This is the second instalment in our regular updates about contributions made to the Australian National Dictionary Centre’s Word Box. We invite members of the public to alert us to words and phrases that are either new to them or used in an unfamiliar way by submitting them to our Word Box. These contributions allow our editors to identify new material both for our general Australian Oxford dictionaries and for our archive of Australian words, and to share these findings with you. We thank everyone for their submissions and encourage you to contribute to Word Box – just click on the Word Box image to post your word. A few of the more interesting contributions from the last three months are discussed below. Some we have come across previously, and some are new to us. We welcome any comments about your understanding or experience of these words.

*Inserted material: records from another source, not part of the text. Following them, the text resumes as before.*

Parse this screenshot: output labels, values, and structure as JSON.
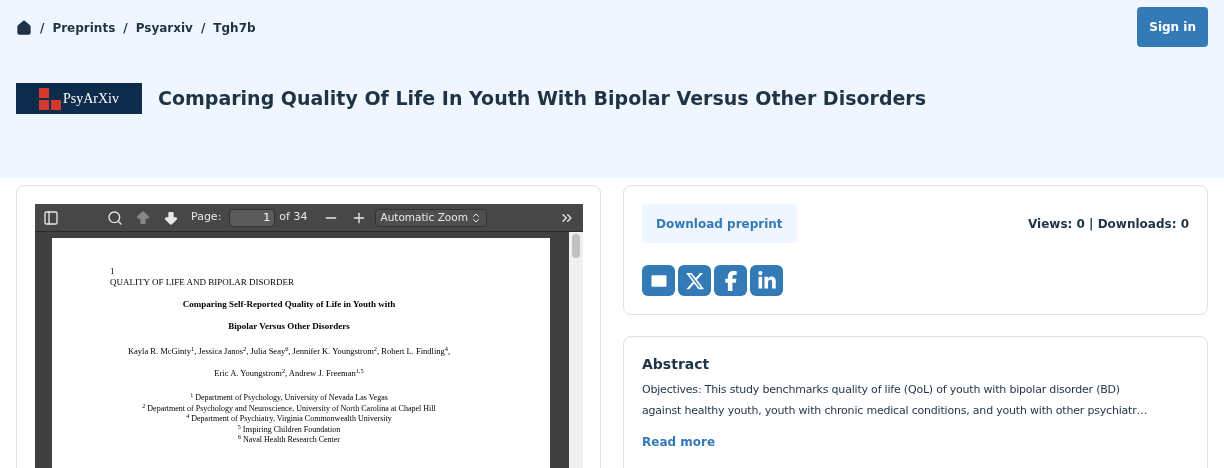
{
  "breadcrumb": {
    "separator": "/",
    "items": [
      "Preprints",
      "Psyarxiv",
      "Tgh7b"
    ]
  },
  "sign_in": "Sign in",
  "logo": {
    "text": "PsyArXiv"
  },
  "title": "Comparing Quality Of Life In Youth With Bipolar Versus Other Disorders",
  "pdf_viewer": {
    "toolbar": {
      "page_label": "Page:",
      "page_value": "1",
      "page_count": "of 34",
      "zoom": "Automatic Zoom",
      "previous_disabled": true
    },
    "page": {
      "number": "1",
      "running_head": "QUALITY OF LIFE AND BIPOLAR DISORDER",
      "title_lines": [
        "Comparing Self-Reported Quality of Life in Youth with",
        "Bipolar Versus Other Disorders"
      ],
      "author_lines": [
        "Kayla R. McGinty$^{1}$, Jessica Janos$^{2}$, Julia Seay$^{6}$, Jennifer K. Youngstrom$^{2}$, Robert L. Findling$^{4}$,",
        "Eric A. Youngstrom$^{2}$, Andrew J. Freeman$^{1,5}$"
      ],
      "affiliations": [
        "$^{1}$ Department of Psychology, University of Nevada Las Vegas",
        "$^{2}$ Department of Psychology and Neuroscience, University of North Carolina at Chapel Hill",
        "$^{4}$ Department of Psychiatry, Virginia Commonwealth University",
        "$^{5}$ Inspiring Children Foundation",
        "$^{6}$ Naval Health Research Center"
      ]
    }
  },
  "download_button": "Download preprint",
  "stats": "Views: 0 | Downloads: 0",
  "share_buttons": [
    {
      "kind": "email"
    },
    {
      "kind": "x"
    },
    {
      "kind": "facebook"
    },
    {
      "kind": "linkedin"
    }
  ],
  "abstract": {
    "heading": "Abstract",
    "lines": [
      "Objectives: This study benchmarks quality of life (QoL) of youth with bipolar disorder (BD)",
      "against healthy youth, youth with chronic medical conditions, and youth with other psychiatr…"
    ],
    "read_more": "Read more"
  }
}
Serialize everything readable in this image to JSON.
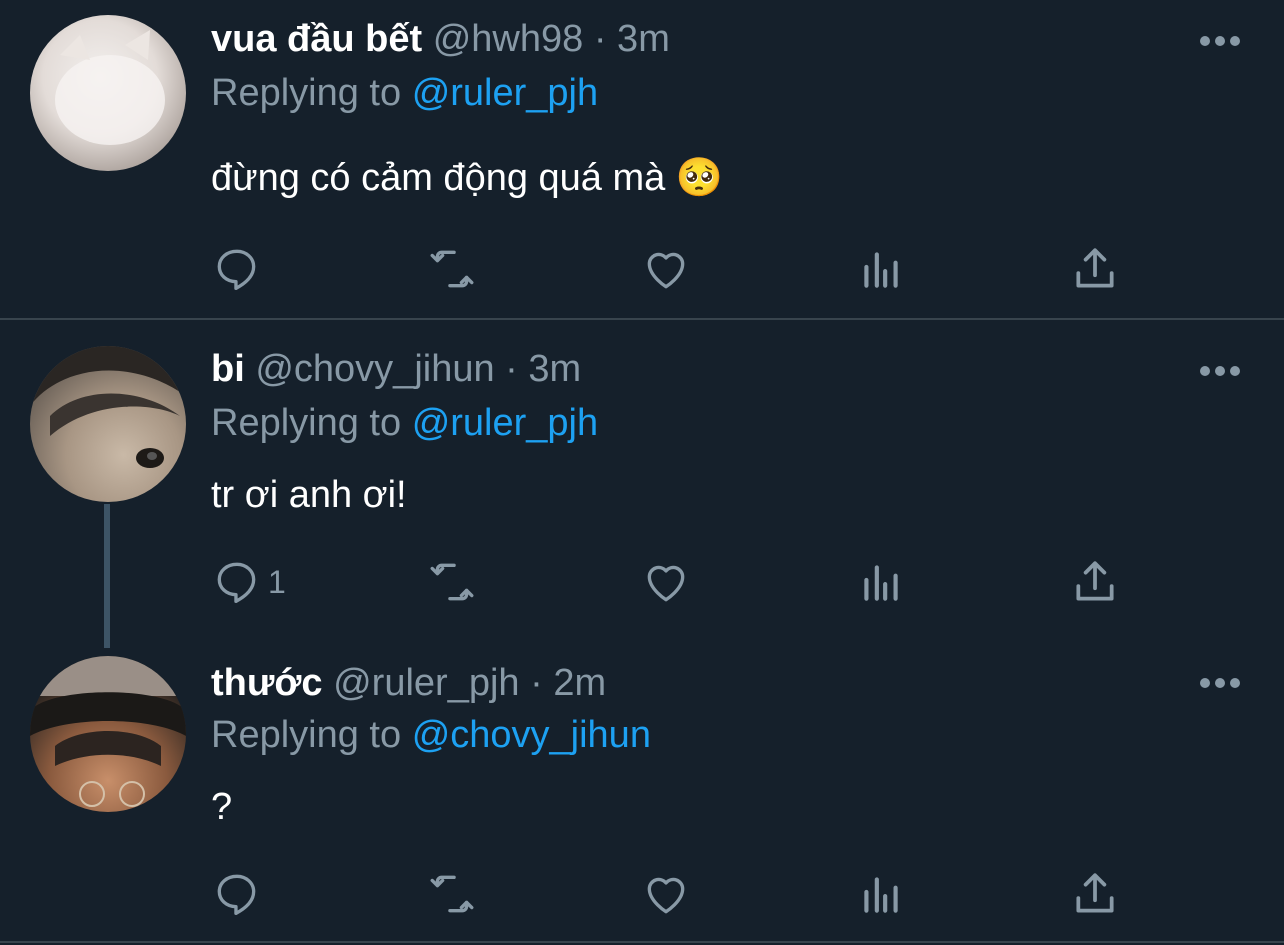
{
  "tweets": [
    {
      "name": "vua đầu bết",
      "handle": "@hwh98",
      "time": "· 3m",
      "replying_prefix": "Replying to",
      "replying_to": "@ruler_pjh",
      "text": "đừng có cảm động quá mà 🥺",
      "reply_count": "",
      "avatar_icon": "avatar-cat-photo"
    },
    {
      "name": "bi",
      "handle": "@chovy_jihun",
      "time": "· 3m",
      "replying_prefix": "Replying to",
      "replying_to": "@ruler_pjh",
      "text": "tr ơi anh ơi!",
      "reply_count": "1",
      "avatar_icon": "avatar-face-photo"
    },
    {
      "name": "thước",
      "handle": "@ruler_pjh",
      "time": "· 2m",
      "replying_prefix": "Replying to",
      "replying_to": "@chovy_jihun",
      "text": "?",
      "reply_count": "",
      "avatar_icon": "avatar-hat-photo"
    }
  ],
  "colors": {
    "background": "#15202b",
    "text": "#ffffff",
    "secondary": "#8899a6",
    "accent": "#1da1f2",
    "divider": "#38444d"
  },
  "icons": [
    "reply-icon",
    "retweet-icon",
    "like-icon",
    "analytics-icon",
    "share-icon",
    "more-icon"
  ]
}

When James Murray, first editor of the Oxford English Dictionary (OED), set about his massive project of defining and chronicling the English language, he realised the need for a volunteer force to undertake the reading of printed works in the English language. In April 1879 he sent out ‘An Appeal to the English-Speaking and English-Reading Public in Great Britain, America and the British Colonies to read books and make extracts for the Philological Society’s New English Dictionary’. He asked people to: ‘Make a quotation for every word that strikes you as rare, obsolete, old-fashioned, new, peculiar or used in a peculiar way.’